Stored data entries:
--- --- ---

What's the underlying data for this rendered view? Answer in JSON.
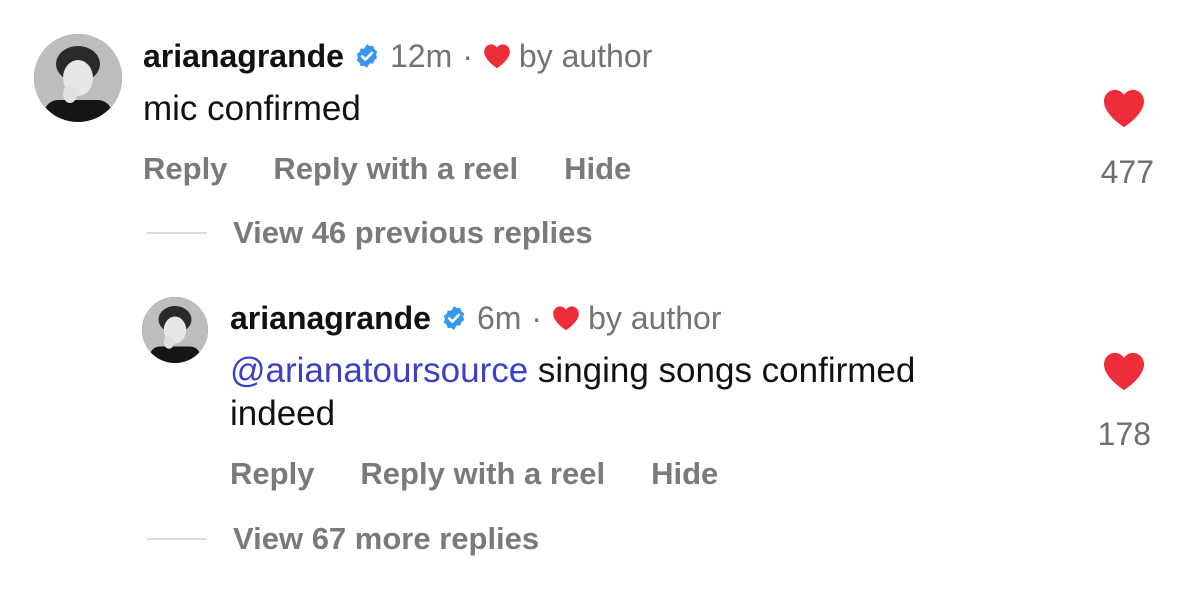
{
  "comments": [
    {
      "username": "arianagrande",
      "time": "12m",
      "separator": "·",
      "by_author": "by author",
      "mention": "",
      "text": "mic confirmed",
      "actions": {
        "reply": "Reply",
        "reply_reel": "Reply with a reel",
        "hide": "Hide"
      },
      "likes": "477"
    },
    {
      "username": "arianagrande",
      "time": "6m",
      "separator": "·",
      "by_author": "by author",
      "mention": "@arianatoursource",
      "text": " singing songs confirmed indeed",
      "actions": {
        "reply": "Reply",
        "reply_reel": "Reply with a reel",
        "hide": "Hide"
      },
      "likes": "178"
    }
  ],
  "view_previous": "View 46 previous replies",
  "view_more": "View 67 more replies",
  "colors": {
    "heart": "#ed2d3a",
    "verified": "#3797f0",
    "mention": "#3a40c7",
    "secondary_text": "#737373"
  },
  "icons": {
    "verified": "verified-badge-icon",
    "heart": "heart-icon"
  }
}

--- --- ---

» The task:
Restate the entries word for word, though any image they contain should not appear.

» Task result:
What's the underlying data for this rendered view? Answer in JSON.
{
  "comments": [
    {
      "username": "arianagrande",
      "time": "12m",
      "separator": "·",
      "by_author": "by author",
      "mention": "",
      "text": "mic confirmed",
      "actions": {
        "reply": "Reply",
        "reply_reel": "Reply with a reel",
        "hide": "Hide"
      },
      "likes": "477"
    },
    {
      "username": "arianagrande",
      "time": "6m",
      "separator": "·",
      "by_author": "by author",
      "mention": "@arianatoursource",
      "text": " singing songs confirmed indeed",
      "actions": {
        "reply": "Reply",
        "reply_reel": "Reply with a reel",
        "hide": "Hide"
      },
      "likes": "178"
    }
  ],
  "view_previous": "View 46 previous replies",
  "view_more": "View 67 more replies",
  "colors": {
    "heart": "#ed2d3a",
    "verified": "#3797f0",
    "mention": "#3a40c7",
    "secondary_text": "#737373"
  },
  "icons": {
    "verified": "verified-badge-icon",
    "heart": "heart-icon"
  }
}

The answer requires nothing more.